If you’ve walked by the museum lately, you may have noticed some changes. The front space of our institution has transformed many times since the museum first opened to the public in 1982.
The museum store was leased and operated by local business owner Chris Gensheimer. Given the economic impact on downtown and with the suspension of convention traffic, the decision was made that for the time being retail at The Sid was not sustainable. The former museum store space has been turned into a gallery – a room in which to display art – that will feature Peter Hurd’s portrait of Sid Richardson and an introduction to Sid’s collection. It will also feature a focused exhibition of Remington bronzes on loan from a private collection titled, Casting the Cavalry: Remington’s Military Subjects in Bronze. The installation was designed to complement our current installation of the permanent collection as well as our special exhibition, In a Different Light: Winslow Homer & Frederic Remington.
Casting the Cavalry: Remington’s Military Subjects in Bronze
The American soldier in the West was a persistent subject in Remington’s art throughout his career. His father’s tales of action during the Civil War inspired a passion for the military and a desire to document the glory and romance of battle. Remington drew from his experiences as a war correspondent in the late 1880s when he was sent west to capture scenes of the cavalry in the American Indian Wars for weekly magazines such as Century and Harper’s Weekly. Of the twenty-two sculptures the artist created over a relatively short, fourteen-year period, the three on view in our front gallery depict the soldiers that Remington observed on the frontier, and celebrated in his writings and art.
With his career as an artist illustrator solidified by the early 1890s, Remington began to realize his painted compositions in three dimensions. He learned the basics of clay modeling from the sculptor Frederick W. Ruckstull in 1895 and produced his first and most popular sculpture, The Broncho Buster, a dynamic depiction of a cowboy breaking a horse. Remington’s second, larger version of The Broncho Buster can be seen on view in the next gallery. The artist’s second subject in bronze, The Wounded Bunkie, depicts a moment of defeat and comradery as the two soldiers ride in retreat from an unseen enemy. It also introduces the dramatic kinetic sculptural effects that Remington would expand upon in the majority of his three-dimensional works. Trooper of the Plains 1868 and Dragoons 1850 are prime examples of the nostalgia for frontier history that Remington was so fond of in his late years.
Remington’s first forays into bronze sculpture were made in partnership with the Henry-Bonnard Bronze Company. These works were made using the sand casting process, which results in smooth clean surfaces, finished in a rich brown patina as seen in The Wounded Bunkie, on view in the front gallery. In 1900, Remington began working with a new foundry, Roman Bronze Works, who employed the lost wax process. This method allowed Remington to further develop and push the boundaries of the material, creating sculptures that appeared to be caught in mid motion, almost freeing them from their base. Trooper of the Plains 1868 and Dragoons 1850 are made using the lost wax, or cire perdue method.
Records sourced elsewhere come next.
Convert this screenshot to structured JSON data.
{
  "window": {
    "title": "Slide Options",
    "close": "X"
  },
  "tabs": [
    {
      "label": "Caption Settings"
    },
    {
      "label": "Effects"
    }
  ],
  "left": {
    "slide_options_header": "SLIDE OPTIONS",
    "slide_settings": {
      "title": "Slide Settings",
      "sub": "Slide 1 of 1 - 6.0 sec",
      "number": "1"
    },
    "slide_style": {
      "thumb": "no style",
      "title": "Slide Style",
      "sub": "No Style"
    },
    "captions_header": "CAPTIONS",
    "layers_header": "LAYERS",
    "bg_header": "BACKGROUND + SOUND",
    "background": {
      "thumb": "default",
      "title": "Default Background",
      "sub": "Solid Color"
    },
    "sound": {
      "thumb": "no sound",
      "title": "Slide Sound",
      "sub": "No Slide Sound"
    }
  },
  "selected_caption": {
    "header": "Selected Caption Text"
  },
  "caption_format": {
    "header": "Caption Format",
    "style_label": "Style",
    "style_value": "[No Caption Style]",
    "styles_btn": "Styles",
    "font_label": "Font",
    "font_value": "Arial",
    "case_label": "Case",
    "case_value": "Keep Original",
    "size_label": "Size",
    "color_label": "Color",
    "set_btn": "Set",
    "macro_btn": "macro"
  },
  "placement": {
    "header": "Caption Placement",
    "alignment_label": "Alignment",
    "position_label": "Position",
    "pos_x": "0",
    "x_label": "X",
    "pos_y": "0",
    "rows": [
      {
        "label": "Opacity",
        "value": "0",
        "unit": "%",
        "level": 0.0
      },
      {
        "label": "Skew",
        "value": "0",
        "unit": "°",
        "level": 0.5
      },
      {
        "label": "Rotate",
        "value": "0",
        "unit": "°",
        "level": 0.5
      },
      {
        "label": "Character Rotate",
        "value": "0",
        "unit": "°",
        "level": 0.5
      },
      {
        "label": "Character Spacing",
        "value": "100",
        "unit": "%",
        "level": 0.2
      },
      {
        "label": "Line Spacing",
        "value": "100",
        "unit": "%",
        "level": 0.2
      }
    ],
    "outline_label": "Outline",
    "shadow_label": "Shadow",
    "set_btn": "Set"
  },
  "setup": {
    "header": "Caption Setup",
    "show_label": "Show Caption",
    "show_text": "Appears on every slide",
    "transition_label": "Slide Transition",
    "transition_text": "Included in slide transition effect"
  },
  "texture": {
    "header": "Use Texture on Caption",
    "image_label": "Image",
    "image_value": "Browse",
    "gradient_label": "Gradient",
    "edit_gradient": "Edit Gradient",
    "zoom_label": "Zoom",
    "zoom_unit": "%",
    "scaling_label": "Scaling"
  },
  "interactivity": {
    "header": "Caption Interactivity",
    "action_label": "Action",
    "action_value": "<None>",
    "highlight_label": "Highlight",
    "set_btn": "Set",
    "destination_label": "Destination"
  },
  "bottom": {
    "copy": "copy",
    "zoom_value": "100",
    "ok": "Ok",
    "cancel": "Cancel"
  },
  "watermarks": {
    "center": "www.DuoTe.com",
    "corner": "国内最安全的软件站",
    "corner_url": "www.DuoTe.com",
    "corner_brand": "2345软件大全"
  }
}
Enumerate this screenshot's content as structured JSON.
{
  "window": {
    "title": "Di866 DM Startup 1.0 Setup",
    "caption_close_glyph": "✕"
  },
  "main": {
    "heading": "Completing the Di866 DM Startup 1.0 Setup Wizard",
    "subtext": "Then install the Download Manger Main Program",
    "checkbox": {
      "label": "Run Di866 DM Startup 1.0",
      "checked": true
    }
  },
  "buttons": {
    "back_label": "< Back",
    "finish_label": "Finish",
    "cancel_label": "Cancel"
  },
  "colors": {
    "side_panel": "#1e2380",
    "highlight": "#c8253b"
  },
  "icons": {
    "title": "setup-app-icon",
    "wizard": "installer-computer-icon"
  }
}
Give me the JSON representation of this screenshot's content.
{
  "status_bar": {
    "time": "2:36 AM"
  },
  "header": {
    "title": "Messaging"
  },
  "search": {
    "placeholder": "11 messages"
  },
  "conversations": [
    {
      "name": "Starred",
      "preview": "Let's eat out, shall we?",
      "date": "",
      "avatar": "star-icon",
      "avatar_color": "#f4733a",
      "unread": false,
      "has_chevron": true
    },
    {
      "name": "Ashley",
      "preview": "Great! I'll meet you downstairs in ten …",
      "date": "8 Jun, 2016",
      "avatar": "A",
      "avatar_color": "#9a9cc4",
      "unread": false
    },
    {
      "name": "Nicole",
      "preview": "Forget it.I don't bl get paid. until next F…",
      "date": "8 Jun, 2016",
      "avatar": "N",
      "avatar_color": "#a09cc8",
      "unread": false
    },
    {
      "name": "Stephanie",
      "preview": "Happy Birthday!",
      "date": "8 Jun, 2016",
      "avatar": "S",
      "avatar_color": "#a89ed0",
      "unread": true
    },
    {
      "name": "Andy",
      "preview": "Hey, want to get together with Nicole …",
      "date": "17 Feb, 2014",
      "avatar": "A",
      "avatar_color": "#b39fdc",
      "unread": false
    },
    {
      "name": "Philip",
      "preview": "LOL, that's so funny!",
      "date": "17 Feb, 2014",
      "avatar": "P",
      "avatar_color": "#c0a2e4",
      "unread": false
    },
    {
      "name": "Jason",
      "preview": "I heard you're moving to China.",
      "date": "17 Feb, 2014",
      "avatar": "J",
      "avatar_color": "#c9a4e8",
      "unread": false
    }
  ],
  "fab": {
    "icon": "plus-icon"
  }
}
We invite you to examine and compare these two processes on view in our front gallery, and consider Remington’s celebrations of the cavalry and his work as a war correspondent in relation to the special exhibition In a Different Light: Winslow Homer & Frederic Remington.